__EXERCISE__. Across these entries, count the lines holding the string "comment"; the number is the whole answer.

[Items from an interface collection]
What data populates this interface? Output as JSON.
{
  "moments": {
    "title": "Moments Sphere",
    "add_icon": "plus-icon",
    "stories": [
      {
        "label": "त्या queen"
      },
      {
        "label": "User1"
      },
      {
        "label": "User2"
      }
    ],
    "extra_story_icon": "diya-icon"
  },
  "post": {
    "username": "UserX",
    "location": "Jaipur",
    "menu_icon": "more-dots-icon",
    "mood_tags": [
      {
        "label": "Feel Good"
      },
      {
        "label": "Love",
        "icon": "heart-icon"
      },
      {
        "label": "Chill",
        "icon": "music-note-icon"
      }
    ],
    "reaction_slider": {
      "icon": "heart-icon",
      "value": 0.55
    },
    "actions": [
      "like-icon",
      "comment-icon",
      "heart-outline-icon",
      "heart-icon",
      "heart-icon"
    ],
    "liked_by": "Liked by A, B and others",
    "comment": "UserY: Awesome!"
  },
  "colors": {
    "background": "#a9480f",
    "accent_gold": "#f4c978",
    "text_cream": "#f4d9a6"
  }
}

__RESULT__. 2